The organization People for the Ethical Treatment of Animals took a vocal role during the scandal that resulted in Michael Vick pleading guilty to felony dogfighting conspiracy in 2007 and subsequently spend 18 months in federal prison. And after Fox Sports hired Vick to serve as an NFL analyst for the upcoming season, animal activists are ready to condemn Vick anew.

A group known as "Rally for Animals" posted a petition on demanding that Fox Sports fire Vick. From the petition:

While we believe in second chances and that convicted felons should be able to acquire gainful employment, we do not believe that Michael Vick is repentant and as such, he should not hold a position of influence. He has never inquired as to how his fighting dogs fared after leaving his property nor did he offer any type of financial assistance to aid in their care outside his court-mandated fine. In fact, he served an abbreviated sentence for racketeering, not animal cruelty. 

The group also added that some kind of "evil" is "woven" into the fabric of Vick's character and that "whatever it is within Michael Vick that made him capable of performing violent acts against innocent animals for entertainment and profit is not something that goes away." 

Speaking at Fox's media day, Fox Sports president Eric Shanks told USA Today Sports that the network "absolutely and completely" understands the position of the group but is still OK moving forward with Vick as part of the team.

"We absolutely and completely understand," Shanks said. "It's not a different reaction than what we had prepared ourselves for internally at Fox Sports. We discuss it. We talk about what happened then. What type of person is Mike is now? What debt has he paid to society? We still believe it's the right thing to do."

And Shanks and the crew at Fox knew this could be a possibility.

"Clearly, we knew that there was potential to be a reaction," Shanks said. "We spent a lot of time with Mike. We looked at his experience playing in the league after he paid his debt to society.

"We looked at his interaction and support he's gotten from people like Andy Reid at the Chiefs and (former NFL coach) Tony Dungy. Over the last 10 or 11 years, not only has he paid his debt to society, but he's done everything a person who has made a terrible mistake like that can do. We felt it was the right person at the right time for us."

That's the thing: Vick went to jail and lost millions and millions of dollars. He has since earned himself more money by virtue of receiving a second chance at football and becoming the NFL's Comeback Player of the Year in 2010. Now he's earning himself more money by working for Fox. 

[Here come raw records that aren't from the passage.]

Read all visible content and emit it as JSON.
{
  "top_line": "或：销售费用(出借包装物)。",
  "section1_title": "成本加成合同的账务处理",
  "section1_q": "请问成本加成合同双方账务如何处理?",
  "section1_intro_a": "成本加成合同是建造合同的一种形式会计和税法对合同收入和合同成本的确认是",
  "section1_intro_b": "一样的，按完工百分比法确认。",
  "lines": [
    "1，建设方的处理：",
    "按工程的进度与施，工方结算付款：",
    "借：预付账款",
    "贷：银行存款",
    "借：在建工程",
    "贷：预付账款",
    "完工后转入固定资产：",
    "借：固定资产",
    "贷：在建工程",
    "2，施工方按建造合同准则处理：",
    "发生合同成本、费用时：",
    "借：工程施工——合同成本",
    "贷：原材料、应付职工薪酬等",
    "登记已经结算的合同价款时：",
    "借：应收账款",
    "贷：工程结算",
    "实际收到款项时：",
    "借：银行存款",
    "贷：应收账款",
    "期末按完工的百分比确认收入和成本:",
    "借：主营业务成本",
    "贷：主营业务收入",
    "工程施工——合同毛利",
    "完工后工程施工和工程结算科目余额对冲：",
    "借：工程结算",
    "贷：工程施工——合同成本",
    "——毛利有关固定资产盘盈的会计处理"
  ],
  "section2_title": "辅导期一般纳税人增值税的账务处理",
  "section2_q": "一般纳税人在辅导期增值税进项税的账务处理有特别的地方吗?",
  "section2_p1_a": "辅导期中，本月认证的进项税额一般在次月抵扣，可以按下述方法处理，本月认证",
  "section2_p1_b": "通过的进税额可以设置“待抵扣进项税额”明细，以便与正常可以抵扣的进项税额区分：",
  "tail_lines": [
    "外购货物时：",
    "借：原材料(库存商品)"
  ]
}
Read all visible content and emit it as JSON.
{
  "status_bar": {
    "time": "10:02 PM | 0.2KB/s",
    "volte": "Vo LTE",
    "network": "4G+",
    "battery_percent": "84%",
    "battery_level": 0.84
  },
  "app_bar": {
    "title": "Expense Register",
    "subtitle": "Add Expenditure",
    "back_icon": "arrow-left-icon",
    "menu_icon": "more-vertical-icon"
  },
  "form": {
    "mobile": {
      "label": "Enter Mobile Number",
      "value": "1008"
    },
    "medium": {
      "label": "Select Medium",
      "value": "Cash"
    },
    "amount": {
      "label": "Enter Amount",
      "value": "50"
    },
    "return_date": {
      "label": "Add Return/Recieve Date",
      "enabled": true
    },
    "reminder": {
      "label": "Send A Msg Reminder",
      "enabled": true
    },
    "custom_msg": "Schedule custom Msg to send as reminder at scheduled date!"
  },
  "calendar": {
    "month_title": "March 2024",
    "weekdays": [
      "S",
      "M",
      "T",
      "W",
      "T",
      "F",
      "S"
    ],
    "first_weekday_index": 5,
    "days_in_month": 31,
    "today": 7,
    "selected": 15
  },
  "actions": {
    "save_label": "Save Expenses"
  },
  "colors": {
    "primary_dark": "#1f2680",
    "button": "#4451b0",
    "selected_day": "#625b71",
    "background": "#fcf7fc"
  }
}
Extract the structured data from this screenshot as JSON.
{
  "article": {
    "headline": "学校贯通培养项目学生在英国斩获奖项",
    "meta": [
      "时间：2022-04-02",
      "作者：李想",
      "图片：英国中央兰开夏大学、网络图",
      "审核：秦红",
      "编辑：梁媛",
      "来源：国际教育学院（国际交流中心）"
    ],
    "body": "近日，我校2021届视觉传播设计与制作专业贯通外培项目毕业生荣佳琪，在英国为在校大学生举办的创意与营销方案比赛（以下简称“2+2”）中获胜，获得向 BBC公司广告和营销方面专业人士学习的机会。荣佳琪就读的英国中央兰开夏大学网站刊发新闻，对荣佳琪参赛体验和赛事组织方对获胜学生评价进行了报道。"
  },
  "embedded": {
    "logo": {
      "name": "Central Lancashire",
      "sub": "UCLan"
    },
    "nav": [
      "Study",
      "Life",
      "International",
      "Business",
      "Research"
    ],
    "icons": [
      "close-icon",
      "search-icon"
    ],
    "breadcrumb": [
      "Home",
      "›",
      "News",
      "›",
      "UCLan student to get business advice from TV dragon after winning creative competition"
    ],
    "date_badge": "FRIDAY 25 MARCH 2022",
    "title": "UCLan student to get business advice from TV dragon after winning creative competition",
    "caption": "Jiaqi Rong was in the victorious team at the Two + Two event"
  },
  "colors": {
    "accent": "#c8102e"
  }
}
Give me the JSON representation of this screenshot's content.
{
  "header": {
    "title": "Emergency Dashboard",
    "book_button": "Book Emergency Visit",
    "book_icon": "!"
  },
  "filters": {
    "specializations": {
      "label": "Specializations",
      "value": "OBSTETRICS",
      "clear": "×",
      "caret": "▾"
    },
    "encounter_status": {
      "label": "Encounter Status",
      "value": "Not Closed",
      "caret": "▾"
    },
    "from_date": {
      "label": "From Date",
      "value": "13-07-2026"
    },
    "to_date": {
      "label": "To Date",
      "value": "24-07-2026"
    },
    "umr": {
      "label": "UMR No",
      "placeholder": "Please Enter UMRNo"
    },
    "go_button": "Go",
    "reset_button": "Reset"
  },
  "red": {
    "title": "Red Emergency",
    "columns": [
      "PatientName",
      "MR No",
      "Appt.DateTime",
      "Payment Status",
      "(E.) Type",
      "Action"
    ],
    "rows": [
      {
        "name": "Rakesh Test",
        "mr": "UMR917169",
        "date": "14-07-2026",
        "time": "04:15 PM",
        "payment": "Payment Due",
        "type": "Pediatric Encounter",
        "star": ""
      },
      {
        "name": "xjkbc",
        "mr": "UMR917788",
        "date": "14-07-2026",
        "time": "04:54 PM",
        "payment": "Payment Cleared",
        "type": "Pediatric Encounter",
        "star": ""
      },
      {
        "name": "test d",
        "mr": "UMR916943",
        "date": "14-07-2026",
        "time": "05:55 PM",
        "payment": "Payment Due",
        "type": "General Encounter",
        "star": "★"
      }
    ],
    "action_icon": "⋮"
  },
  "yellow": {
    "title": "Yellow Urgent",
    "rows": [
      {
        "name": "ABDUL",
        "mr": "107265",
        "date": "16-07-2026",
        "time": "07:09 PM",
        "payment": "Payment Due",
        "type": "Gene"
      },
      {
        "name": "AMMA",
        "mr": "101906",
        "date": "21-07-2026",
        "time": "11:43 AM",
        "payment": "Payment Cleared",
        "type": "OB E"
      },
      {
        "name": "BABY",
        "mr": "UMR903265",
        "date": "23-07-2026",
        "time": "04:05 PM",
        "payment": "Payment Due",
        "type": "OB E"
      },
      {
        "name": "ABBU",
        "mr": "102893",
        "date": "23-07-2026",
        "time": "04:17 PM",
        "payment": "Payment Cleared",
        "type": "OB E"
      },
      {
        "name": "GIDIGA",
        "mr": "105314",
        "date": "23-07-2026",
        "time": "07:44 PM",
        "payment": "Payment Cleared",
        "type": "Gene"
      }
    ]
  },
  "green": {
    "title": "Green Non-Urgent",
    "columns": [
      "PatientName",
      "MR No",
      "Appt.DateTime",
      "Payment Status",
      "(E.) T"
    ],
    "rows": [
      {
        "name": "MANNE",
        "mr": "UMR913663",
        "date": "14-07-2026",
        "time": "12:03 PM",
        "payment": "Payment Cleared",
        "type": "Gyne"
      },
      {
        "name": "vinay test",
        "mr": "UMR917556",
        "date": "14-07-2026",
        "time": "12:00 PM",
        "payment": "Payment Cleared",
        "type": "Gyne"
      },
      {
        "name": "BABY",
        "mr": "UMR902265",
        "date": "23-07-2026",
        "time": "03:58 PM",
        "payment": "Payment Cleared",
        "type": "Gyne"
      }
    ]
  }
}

He spent time in prison. He paid his debt. The stuff he did was awful and completely horrific. But at some point everyone deserves some forgiveness.